The art24 team travels to Neufeldstrasse in Bern. This is where the Bern Centre for the Blind and Disabled, abbreviated to «The B», is located. It consists of the non-profit foundation Blind and Disabled Centre Bern and its subsidiary - the likewise non-profit public limited company of the same name. «The B» is responsible for providing services for blind, visually impaired and multiply disabled people. This includes the core services of counselling, living, working and the business B - services that support people with disabilities in their social and professional participation in the best possible way. The company’s history begins in 1884 with the founding of the «Versorgungsverein für Blinde» (Association for the Care of the Blind), which was renamed from «Sehhilfe Bern» (Visual Aid Berne) to the current public company in 2009. Today, «The B» employs 370 people, 170 of whom have adapted jobs. According to the credo «Everyday life for all», they pursue the idea of an inclusive society. Thus, «The B» positions itself as an open centre. Nestled in Bern's Länggass district, «The B» is a place of encounter.
Roman is our man of the hour. He guides us through the process of how such a noble little box is made.
After a short round of introductions, the work already begins. We don't want to lose any time! What many people forget is what the object we have in front of us used to be. It is clear that we need wood for the box. The raw material is lying in the carpenter's workshop, cut into slices but still almost the full length of a tree trunk. Roman courageously grabs a board that has already been cut to size and cuts it into pieces to get to the desired size of the box. It is important to work precisely. Thus, Roman always measures the length precisely with his ruler, which is usually hidden in his work trousers. If something doesn't fit, it is made to fit.

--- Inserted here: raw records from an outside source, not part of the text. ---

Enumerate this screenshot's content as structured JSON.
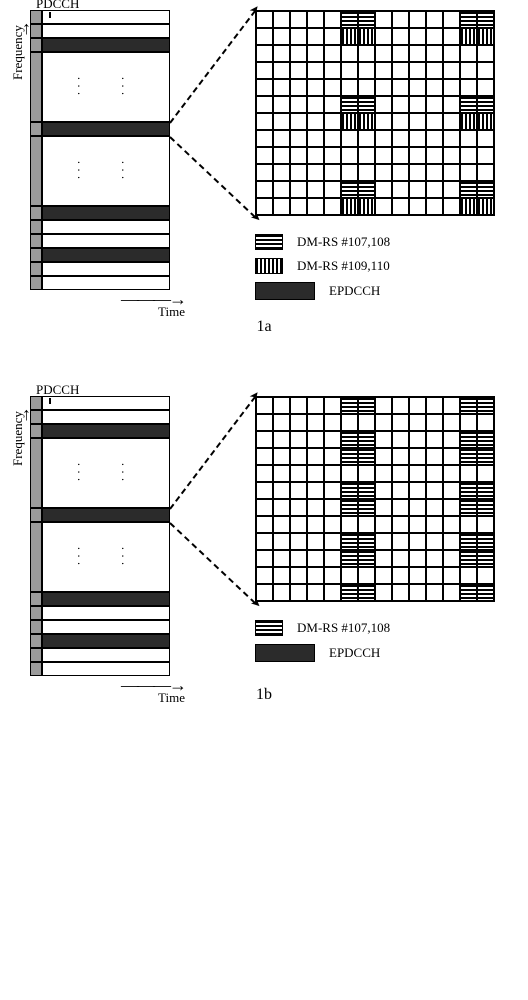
{
  "fig_a": {
    "pdcch_label": "PDCCH",
    "freq_label": "Frequency",
    "time_label": "Time",
    "caption": "1a",
    "legend": [
      {
        "style": "h-stripe",
        "label": "DM-RS #107,108"
      },
      {
        "style": "v-stripe",
        "label": "DM-RS #109,110"
      },
      {
        "style": "solid",
        "label": "EPDCCH"
      }
    ],
    "grid": {
      "rows": 12,
      "cols": 14,
      "h_stripe_cells": [
        {
          "r": 0,
          "c": 5
        },
        {
          "r": 0,
          "c": 6
        },
        {
          "r": 0,
          "c": 12
        },
        {
          "r": 0,
          "c": 13
        },
        {
          "r": 5,
          "c": 5
        },
        {
          "r": 5,
          "c": 6
        },
        {
          "r": 5,
          "c": 12
        },
        {
          "r": 5,
          "c": 13
        },
        {
          "r": 10,
          "c": 5
        },
        {
          "r": 10,
          "c": 6
        },
        {
          "r": 10,
          "c": 12
        },
        {
          "r": 10,
          "c": 13
        }
      ],
      "v_stripe_cells": [
        {
          "r": 1,
          "c": 5
        },
        {
          "r": 1,
          "c": 6
        },
        {
          "r": 1,
          "c": 12
        },
        {
          "r": 1,
          "c": 13
        },
        {
          "r": 6,
          "c": 5
        },
        {
          "r": 6,
          "c": 6
        },
        {
          "r": 6,
          "c": 12
        },
        {
          "r": 6,
          "c": 13
        },
        {
          "r": 11,
          "c": 5
        },
        {
          "r": 11,
          "c": 6
        },
        {
          "r": 11,
          "c": 12
        },
        {
          "r": 11,
          "c": 13
        }
      ]
    }
  },
  "fig_b": {
    "pdcch_label": "PDCCH",
    "freq_label": "Frequency",
    "time_label": "Time",
    "caption": "1b",
    "legend": [
      {
        "style": "h-stripe",
        "label": "DM-RS #107,108"
      },
      {
        "style": "solid",
        "label": "EPDCCH"
      }
    ],
    "grid": {
      "rows": 12,
      "cols": 14,
      "h_stripe_cells": [
        {
          "r": 0,
          "c": 5
        },
        {
          "r": 0,
          "c": 6
        },
        {
          "r": 0,
          "c": 12
        },
        {
          "r": 0,
          "c": 13
        },
        {
          "r": 2,
          "c": 5
        },
        {
          "r": 2,
          "c": 6
        },
        {
          "r": 2,
          "c": 12
        },
        {
          "r": 2,
          "c": 13
        },
        {
          "r": 3,
          "c": 5
        },
        {
          "r": 3,
          "c": 6
        },
        {
          "r": 3,
          "c": 12
        },
        {
          "r": 3,
          "c": 13
        },
        {
          "r": 5,
          "c": 5
        },
        {
          "r": 5,
          "c": 6
        },
        {
          "r": 5,
          "c": 12
        },
        {
          "r": 5,
          "c": 13
        },
        {
          "r": 6,
          "c": 5
        },
        {
          "r": 6,
          "c": 6
        },
        {
          "r": 6,
          "c": 12
        },
        {
          "r": 6,
          "c": 13
        },
        {
          "r": 8,
          "c": 5
        },
        {
          "r": 8,
          "c": 6
        },
        {
          "r": 8,
          "c": 12
        },
        {
          "r": 8,
          "c": 13
        },
        {
          "r": 9,
          "c": 5
        },
        {
          "r": 9,
          "c": 6
        },
        {
          "r": 9,
          "c": 12
        },
        {
          "r": 9,
          "c": 13
        },
        {
          "r": 11,
          "c": 5
        },
        {
          "r": 11,
          "c": 6
        },
        {
          "r": 11,
          "c": 12
        },
        {
          "r": 11,
          "c": 13
        }
      ],
      "v_stripe_cells": []
    }
  },
  "subframe_rows": [
    {
      "type": "blank"
    },
    {
      "type": "blank"
    },
    {
      "type": "epd"
    },
    {
      "type": "tall",
      "dots": true
    },
    {
      "type": "epd",
      "highlight": true
    },
    {
      "type": "tall",
      "dots": true
    },
    {
      "type": "epd"
    },
    {
      "type": "blank"
    },
    {
      "type": "blank"
    },
    {
      "type": "epd"
    },
    {
      "type": "blank"
    },
    {
      "type": "blank"
    }
  ]
}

Picture 1: This is supposed to become a small box?
Picture 2: From the wood to the saw.
Picture 3: Cutting the tree trunk until it becomes a wooden board.
After cutting, it's off to the 4-plane machine. Roman accurately sets the dimensions. Jedi-like laser lines appear, showing him exactly where and how to place the wood. A piece of wood is stuck. Without further ado, Markus and Roman open the machine and rescue the piece of wood from its misery. The next step. The piece of wood is placed on the conveyor belt on one side and Roman then agilely retrieves it on the other side. After cutting, it's off to the 4-plane machine. Roman accurately sets the dimensions. Jedi-like laser lines appear, showing him exactly where and how to place the wood. A piece of wood is stuck. Without further ado, Markus and Roman open the machine and rescue the piece of wood from its misery. The next step. The piece of wood is placed on the conveyor belt on one side and Roman then agilely retrieves it on the other side. Finished is the wood planing operation.
Another planer is consulted. Roman has to use lubricant so that nothing gets left behind. And then it's off to the sanding machine so that the planed ends also look nice and smooth, as Roman explains to us. He is the master here and you can see his passion for the material and his work.
Then it's off to the milling machine to make sure the edges fit well together. In the end, the whole thing is a puzzle and every corner and edge has to fit.
The break is called at exactly 14:45. But Roman, our hero, makes an exception for us. He continues to work.
After the edges have been worked on, Roman lays down each side so that he can glue the sides together. First with tape, then with glue. And as if by magic, we have an almost finished box in front of us!
In order for it to be opened again, a deepened milling inlay is needed to insert the magnets. Roman masters this precise work, too, as if he had done nothing else all his life.
Picture 4: Cutting to size and planing.
Picture 5: Gluing the elements together.
Picture 6: Everything should fit together.
Important and not to be forgotten, it still needs a branding! Here, already prefabricated, Roman warned to be careful, because the «stamp» is very hot. He skilfully placed the box in the guard rails so that it could not slip away and a second later it was branded.
Finally, for the author, comes the most beautiful part. The box is oiled in hard oil wax. The room was so wonderfully scented and Roman was such a joy to watch, we could have stayed there for an eternity.
Picture 7: voilà, almost finished.
Picture 8: branding
Picture 9: oiling with the branding RAM.
Picture 10: Oiling
Picture 11: The finished box.
Picture 12: and the jewel is ready.
The afternoon was wonderful, because not only could we learn a lot from Roman and the workshop crew, it is also great to observe that this work is done with joy and a lot of commitment.
Many thanks for that, dear Roman and Markus!